- Savory: (October - April) Two types of savoury, both are available commercially in limited quantities. Both taste a bit like thyme but are hotter and peppery. They can be used raw or cooked, whenever you want a warm-hot flavour. Summer savory has a more delicate flavour than winter savory. Savory can be added to stuffing, sausages, cheese dishes, steamed vegetables and salads
- Sorrel: Seldom available commercially, sorrel has a sharp taste and gives soups, sauces, omelettes and salads a tangy and refreshing flavour. Sorrel goes well with spinach and silver beet dishes or indeed can replace spinach in a recipe. It has an attractive leaf which looks a bit like young spinach and is a good addition to a green mixed leaf salad
- Tarragon: (November - April) French Tarragon is the most commonly found variety. Raw or cooked tarragon goes well with most vegetable dishes, especially those with a delicate flavour. It is used with chicken, fish, mild meat and egg dishes, in salads, sauces, dressings and makes a lovely flavoured vinegar. Tarragon is key ingredient of béarnaise sauce

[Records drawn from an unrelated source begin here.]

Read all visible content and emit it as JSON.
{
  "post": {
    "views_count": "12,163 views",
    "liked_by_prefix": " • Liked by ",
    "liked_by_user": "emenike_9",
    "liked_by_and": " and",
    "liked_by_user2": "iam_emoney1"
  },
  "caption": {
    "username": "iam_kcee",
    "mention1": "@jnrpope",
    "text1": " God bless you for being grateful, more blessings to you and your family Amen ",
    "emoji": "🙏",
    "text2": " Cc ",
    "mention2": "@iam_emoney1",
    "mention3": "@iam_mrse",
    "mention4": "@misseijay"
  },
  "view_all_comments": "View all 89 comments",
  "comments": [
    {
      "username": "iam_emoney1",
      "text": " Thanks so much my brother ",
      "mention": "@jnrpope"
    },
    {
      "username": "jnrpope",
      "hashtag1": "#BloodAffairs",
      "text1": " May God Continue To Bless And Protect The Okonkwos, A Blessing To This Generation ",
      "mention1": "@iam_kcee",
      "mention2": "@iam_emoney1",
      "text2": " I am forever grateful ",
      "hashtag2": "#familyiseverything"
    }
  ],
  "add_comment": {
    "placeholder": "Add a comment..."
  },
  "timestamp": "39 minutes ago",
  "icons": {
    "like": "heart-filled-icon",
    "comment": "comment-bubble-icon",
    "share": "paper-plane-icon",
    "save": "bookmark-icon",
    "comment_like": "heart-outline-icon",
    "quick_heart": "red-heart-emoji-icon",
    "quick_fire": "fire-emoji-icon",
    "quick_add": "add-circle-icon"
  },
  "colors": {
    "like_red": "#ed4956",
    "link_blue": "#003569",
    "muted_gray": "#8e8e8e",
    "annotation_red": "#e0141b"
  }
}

- Thyme: (September - May) There are many varieties of thyme and each has a slightly different flavour. Lemon and standard thyme are available commercially and may be used raw or cooked. Thyme can be added to soups, casseroles, stuffing, chicken, meat, steamed vegetables, salads and dressings, or sprinkled on breads and pizzas. Fresh thyme sprigs steeped in vinegars or oils imparts an excellent flavour to marinades, dressings etc. Lemon thyme has a subtle flavour. Pizza thyme, as the name suggests is great on pizzas
- Verbena: (December - April) Lemon verbena is available commercially and can be used raw to impart a subtle lemon flavour to salads or drinks. Verbena flowers are great garnishes and are available in white and a range of pinks/reds
You will find the full Nutrition Information Panel on the New Zealand Food Composition Data website. This website is owned jointly by Plant & Food Research and the Manatū Hauora Ministry of Health. This website holds the most comprehensive collection of high-quality nutrient data for New Zealand foods. The Database is managed and maintained by dedicated Plant & Food Research staff.